The most commonly sited data from mutual funds I see being used to get sense of where the market is headed are net inflows and mutual fund cash positions. Unfortunately, the first gauge is a lagging indicator and the second hardly ever changes.
Is There a Cash Hoard?
There have been some reports that money managers have built up cash and that they are waiting to invest that at lower prices. That may well be true, but it isn't in the mutual fund world. Once upon a time, mutual funds were run like they were an investor's only holding; some managers liked to try to time the market by building cash when the market was overpriced and investing it when things looked better.
However, that's not how things work any more. Most fund companies and many investors expect their managers to be fully invested.

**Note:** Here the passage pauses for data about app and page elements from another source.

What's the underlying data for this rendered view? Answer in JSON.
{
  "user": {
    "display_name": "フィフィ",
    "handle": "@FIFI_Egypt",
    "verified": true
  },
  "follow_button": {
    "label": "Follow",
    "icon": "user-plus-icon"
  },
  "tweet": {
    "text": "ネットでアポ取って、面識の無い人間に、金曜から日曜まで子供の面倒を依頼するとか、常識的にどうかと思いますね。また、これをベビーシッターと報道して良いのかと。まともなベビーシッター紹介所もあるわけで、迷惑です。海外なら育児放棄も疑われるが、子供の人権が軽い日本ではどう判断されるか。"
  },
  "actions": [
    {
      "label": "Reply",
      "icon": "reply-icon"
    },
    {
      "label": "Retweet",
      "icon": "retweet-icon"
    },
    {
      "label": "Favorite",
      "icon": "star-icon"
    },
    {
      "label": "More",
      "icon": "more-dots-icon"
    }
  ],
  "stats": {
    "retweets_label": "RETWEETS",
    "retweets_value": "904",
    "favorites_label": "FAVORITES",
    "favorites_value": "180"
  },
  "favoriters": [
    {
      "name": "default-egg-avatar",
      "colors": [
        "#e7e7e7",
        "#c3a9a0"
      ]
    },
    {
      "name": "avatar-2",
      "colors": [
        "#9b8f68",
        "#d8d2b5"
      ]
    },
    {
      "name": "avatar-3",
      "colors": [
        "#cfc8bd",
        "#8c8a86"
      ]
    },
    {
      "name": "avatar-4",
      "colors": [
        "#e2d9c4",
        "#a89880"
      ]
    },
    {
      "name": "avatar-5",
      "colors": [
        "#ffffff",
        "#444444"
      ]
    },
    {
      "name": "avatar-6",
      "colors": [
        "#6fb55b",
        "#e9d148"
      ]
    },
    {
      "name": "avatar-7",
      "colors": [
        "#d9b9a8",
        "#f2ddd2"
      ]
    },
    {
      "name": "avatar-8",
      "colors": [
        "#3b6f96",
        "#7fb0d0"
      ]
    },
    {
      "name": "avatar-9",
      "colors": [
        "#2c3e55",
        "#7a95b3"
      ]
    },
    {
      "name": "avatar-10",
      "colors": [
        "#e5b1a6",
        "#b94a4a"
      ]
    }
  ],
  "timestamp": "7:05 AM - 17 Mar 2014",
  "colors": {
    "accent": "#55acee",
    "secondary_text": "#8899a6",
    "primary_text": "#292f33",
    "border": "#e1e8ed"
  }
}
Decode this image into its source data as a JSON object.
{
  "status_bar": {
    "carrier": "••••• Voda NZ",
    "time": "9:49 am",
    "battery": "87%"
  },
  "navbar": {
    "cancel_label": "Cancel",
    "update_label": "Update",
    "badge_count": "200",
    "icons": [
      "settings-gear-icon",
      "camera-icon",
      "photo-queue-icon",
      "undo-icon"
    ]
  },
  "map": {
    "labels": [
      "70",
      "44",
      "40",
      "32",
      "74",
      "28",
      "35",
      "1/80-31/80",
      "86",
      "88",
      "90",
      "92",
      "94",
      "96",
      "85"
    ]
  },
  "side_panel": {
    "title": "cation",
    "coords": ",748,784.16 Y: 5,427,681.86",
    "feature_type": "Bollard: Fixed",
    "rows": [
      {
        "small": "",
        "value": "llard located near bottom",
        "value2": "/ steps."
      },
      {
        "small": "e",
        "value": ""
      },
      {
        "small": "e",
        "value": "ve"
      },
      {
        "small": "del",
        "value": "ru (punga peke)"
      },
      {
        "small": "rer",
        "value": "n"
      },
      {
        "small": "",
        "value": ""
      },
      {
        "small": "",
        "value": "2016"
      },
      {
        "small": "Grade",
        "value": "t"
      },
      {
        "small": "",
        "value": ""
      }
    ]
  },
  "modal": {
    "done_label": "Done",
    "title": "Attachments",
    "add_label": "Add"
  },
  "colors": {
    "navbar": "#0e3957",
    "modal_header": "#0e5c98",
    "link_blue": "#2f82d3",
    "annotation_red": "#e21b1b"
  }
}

At Fidelity, for example, they look at a fund's history of sales and redemptions, its asset size, and its volatility to estimate a likely range of possible inflows and outflows. The fund then targets a cash range that can accommodate that--say 3% or 4% commonly. Other fund shops aren't quite that strict but it's pretty rare that you see managers making double-digit moves into cash.
I've seen some reports about heightened cash positions in funds but that's a little misleading. There are a number of funds that invest in futures or other derivatives and hold cash against those contracts. In that case, the cash isn't free to be invested when the manager feels bullish--it already is invested. To see what the typical U.S. stock fund's cash position is, I screened out balanced funds, long-short funds, and funds from fund companies that typically hold derivatives so that the cash stake is misleading (PIMCO, Profunds, Rydex, and Direxion). Adjusted that way, cash is just 3.7%. That's fine for meeting redemptions, but it isn't exactly a hoard waiting to buoy the market.
One downside of staying fully invested is that a manager might have to make more flow-driven trades, and that can be pretty costly according to recent academic research. As a result, some funds use ETFs as a way to gain market exposure but in a very liquid way so that they can sell or buy more to meet cash while staying fully invested.
Have we lost something by having managers stay fully invested? I don't think so. In order for strategic cash to be a useful tool, the fund should meet two tests. First, the manager should be good at using cash either as a macro call or as a reflection of opportunities the manager is finding as you see at places like Longleaf, Fairholme, and FPA. Second, it should be clear to shareholders that the fund will make such moves into cash. Not many funds meet those criteria. I have no problem with those that do; its hard to argue with Longleaf's approach or results, for example.